Nephew Beamer Pickert passed on this “reflection on parenting.” He and Nick were exercising together until it was time for dinner. Aaron wrote: “Nick started asking to do more and when we said no because it was time to eat he started getting upset and begging to do yoga.” After thinking it over Aaron “realized it was worth the few minutes of inconvenience to get the mats out and let him do a few activities rather than struggle to get him to have dinner and have a negative encounter related to exercise. He was happy, we were happy. It was the right choice.”
After Nicole Anslover showed an excerpt from a PBS “Stonewall” documentary, I noted that unlike Selma and Seneca, which President Obama mentioned in his second Inaugural Address in the same sentence with Stonewall, the participants were not respectable club women or ministers but drag queens and street people. While the media at the time blamed a full moon, Judy Garland dying and even Dr. Spock’s childrearing theories, the film showed the riot was a reaction to police brutality at a time in 1969 where oppressed young people were not going to be pushed around any more. The class got a kick out of hearing that Stonewall was a Mafia-controlled dive where the drinks were watered down and over-priced and probably from stolen stock.
At the Calumet Heritage conference at Pullman Saturday I plan to start my talk about the Calumet Regional Archives by reading these two paragraphs from a 1977 article Ron Cohen and I published in Drexel Library Quarterly:

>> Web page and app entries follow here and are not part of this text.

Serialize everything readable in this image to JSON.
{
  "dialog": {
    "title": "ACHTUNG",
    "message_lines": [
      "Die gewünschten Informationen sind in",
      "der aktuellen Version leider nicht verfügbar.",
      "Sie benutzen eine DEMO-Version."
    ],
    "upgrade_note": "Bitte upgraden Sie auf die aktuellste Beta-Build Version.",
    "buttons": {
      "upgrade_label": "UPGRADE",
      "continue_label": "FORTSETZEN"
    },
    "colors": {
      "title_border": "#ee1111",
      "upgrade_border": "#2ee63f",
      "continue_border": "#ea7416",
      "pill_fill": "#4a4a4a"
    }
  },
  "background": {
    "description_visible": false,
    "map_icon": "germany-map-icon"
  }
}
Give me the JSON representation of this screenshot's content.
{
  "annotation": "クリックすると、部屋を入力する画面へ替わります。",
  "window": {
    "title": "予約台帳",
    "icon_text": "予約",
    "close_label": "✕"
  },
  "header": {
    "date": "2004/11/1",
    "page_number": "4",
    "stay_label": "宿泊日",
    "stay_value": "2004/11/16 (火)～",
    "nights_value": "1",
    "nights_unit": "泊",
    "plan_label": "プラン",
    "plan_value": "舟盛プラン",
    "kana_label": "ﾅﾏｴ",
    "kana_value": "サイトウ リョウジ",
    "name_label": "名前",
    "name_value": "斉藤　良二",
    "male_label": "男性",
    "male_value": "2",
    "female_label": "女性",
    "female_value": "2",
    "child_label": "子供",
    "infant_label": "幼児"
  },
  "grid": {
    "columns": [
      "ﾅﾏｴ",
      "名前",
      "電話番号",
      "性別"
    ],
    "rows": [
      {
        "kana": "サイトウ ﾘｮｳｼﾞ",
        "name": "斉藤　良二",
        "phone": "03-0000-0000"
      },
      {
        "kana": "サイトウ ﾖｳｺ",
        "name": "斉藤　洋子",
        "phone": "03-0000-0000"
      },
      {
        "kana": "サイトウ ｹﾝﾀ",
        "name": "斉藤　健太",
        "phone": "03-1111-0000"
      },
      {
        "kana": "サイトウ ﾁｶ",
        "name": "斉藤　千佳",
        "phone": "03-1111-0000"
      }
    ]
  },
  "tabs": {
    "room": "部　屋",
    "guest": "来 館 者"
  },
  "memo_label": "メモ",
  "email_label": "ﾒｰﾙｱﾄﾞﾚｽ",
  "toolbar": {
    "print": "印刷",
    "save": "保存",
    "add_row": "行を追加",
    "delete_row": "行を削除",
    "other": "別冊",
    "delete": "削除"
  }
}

In June of 1973, Gary Neighborhood House, a social settlement founded 64 years previously, closed its doors. In the first generation of its history it had provided newcomers to Gary with kindergarten classes, a health clinic, day care services, evening classes, a library, social clubs, a used clothing store, and recreational and welfare services. During the 1960s its staff became involved in such community issues as welfare rights, tenant unions, drug abuse, prison reform, police accountability and black studies. Perhaps because of these controversial activities Neighborhood House lost its funding from the Presbyterian Church and the Neighborhood Services Board.
During this time in the absence of an area repository for materials of historical importance, Ron and I declared ourselves to be co-directors of a new Calumet Regional Archives located at IU Northwest and began negotiations with the settlement directors. Before an agreement was consummated, a fire gutted most of the vacant building, and it became a sanctuary for homeless people and rodents. Nevertheless, one day we sifted through the water-soaked litter and salvaged a large collection of pictures, publications, minute books, financial statements and other materials dating back 60 years, as well as pamphlets and records attesting to the settlement’s activist pursuits during its last decade in existence. We dried everything out; although some valuable items were badly damaged or destroyed, what remained constituted a decent documentation of an important local organization. The episode underscored the urgency of obtaining manuscripts of regional importance that might otherwise be destroyed. In Fact, this became the first priority of the Archives: preventing the loss of valuable historical materials.
Tuesday at Cressmoor I bowled two practice games, a 144 (one pin better than James last Saturday) and a 176 (more like it). Tonight Dave filled in for me and rolled a 628 series as the Engineers took two games from the first place team. In game three one opponent bowled a 297.